* _BRIEF_
From the entries that follow, copy each line in which "battery" appears.

* _EXERCISE MATERIAL_
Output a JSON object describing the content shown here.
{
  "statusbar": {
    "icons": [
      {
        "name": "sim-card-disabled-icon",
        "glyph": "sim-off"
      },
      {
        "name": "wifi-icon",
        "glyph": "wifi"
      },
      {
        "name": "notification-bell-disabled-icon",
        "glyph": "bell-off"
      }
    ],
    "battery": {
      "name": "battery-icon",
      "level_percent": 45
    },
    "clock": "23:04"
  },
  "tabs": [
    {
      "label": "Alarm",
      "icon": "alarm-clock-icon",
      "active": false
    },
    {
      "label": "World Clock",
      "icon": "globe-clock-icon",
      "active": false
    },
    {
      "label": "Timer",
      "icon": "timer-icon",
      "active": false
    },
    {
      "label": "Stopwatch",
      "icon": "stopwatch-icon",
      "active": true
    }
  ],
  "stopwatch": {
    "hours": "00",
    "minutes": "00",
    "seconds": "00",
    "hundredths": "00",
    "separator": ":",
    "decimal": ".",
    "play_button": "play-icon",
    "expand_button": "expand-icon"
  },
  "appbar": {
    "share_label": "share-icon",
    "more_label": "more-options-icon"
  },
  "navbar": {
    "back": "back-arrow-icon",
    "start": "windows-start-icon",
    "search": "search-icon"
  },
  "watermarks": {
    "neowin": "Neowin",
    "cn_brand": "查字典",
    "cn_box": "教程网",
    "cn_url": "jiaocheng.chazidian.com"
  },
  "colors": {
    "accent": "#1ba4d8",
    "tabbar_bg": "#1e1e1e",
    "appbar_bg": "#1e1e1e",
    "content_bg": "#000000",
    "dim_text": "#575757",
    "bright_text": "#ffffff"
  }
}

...

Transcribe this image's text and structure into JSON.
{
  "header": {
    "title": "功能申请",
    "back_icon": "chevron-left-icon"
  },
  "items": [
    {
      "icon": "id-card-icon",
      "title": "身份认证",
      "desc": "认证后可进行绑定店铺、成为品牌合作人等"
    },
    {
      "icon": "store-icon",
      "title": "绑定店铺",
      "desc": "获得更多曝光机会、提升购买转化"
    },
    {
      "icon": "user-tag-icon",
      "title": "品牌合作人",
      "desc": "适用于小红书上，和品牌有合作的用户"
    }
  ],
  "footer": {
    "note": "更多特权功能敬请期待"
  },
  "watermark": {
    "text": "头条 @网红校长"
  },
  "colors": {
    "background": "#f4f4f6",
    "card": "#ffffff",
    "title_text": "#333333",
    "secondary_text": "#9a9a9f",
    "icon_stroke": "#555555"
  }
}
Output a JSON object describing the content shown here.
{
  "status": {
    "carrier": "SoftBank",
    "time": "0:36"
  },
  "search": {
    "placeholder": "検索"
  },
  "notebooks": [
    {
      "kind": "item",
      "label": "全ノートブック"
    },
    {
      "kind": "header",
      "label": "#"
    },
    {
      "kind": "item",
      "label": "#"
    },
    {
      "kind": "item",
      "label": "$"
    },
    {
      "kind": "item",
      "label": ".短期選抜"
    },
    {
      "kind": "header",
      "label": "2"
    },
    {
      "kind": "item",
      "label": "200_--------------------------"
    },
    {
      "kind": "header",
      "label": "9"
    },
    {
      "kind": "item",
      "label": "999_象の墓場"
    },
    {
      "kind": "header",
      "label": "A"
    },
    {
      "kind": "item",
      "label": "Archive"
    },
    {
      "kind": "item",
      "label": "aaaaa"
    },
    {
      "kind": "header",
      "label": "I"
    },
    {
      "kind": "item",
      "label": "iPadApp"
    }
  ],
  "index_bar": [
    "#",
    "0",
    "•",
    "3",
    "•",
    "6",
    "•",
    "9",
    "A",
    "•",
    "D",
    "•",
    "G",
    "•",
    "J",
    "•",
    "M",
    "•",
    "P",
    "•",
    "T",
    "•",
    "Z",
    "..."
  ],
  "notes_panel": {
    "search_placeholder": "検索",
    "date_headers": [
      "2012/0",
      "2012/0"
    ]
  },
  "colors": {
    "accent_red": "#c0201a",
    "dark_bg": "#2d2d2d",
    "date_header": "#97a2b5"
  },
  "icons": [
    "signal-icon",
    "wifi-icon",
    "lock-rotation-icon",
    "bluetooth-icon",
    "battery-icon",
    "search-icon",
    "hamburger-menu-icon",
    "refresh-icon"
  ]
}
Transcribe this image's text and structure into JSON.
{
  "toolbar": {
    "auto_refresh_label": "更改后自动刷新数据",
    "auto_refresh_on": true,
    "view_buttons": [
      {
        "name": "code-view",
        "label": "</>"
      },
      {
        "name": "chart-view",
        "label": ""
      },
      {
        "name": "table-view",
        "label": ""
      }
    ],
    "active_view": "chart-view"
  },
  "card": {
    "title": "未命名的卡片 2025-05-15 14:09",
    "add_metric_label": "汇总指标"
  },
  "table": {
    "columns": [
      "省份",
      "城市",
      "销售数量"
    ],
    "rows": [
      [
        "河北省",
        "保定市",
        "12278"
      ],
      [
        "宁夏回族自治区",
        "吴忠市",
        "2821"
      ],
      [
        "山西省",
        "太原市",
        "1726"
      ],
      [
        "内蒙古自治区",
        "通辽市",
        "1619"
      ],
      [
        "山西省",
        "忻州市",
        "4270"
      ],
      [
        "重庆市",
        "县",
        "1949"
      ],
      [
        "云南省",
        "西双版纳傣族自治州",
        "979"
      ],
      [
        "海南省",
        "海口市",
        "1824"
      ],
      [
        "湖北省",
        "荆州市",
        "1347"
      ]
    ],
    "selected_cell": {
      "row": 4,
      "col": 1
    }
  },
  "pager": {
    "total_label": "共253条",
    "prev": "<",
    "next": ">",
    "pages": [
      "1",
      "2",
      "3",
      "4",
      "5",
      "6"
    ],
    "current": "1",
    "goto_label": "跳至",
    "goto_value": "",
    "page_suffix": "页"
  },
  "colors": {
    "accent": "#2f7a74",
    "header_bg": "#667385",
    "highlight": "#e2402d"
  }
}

* _WRITTEN RESPONSE_
    "battery": {
      "name": "battery-icon",
    "battery-icon",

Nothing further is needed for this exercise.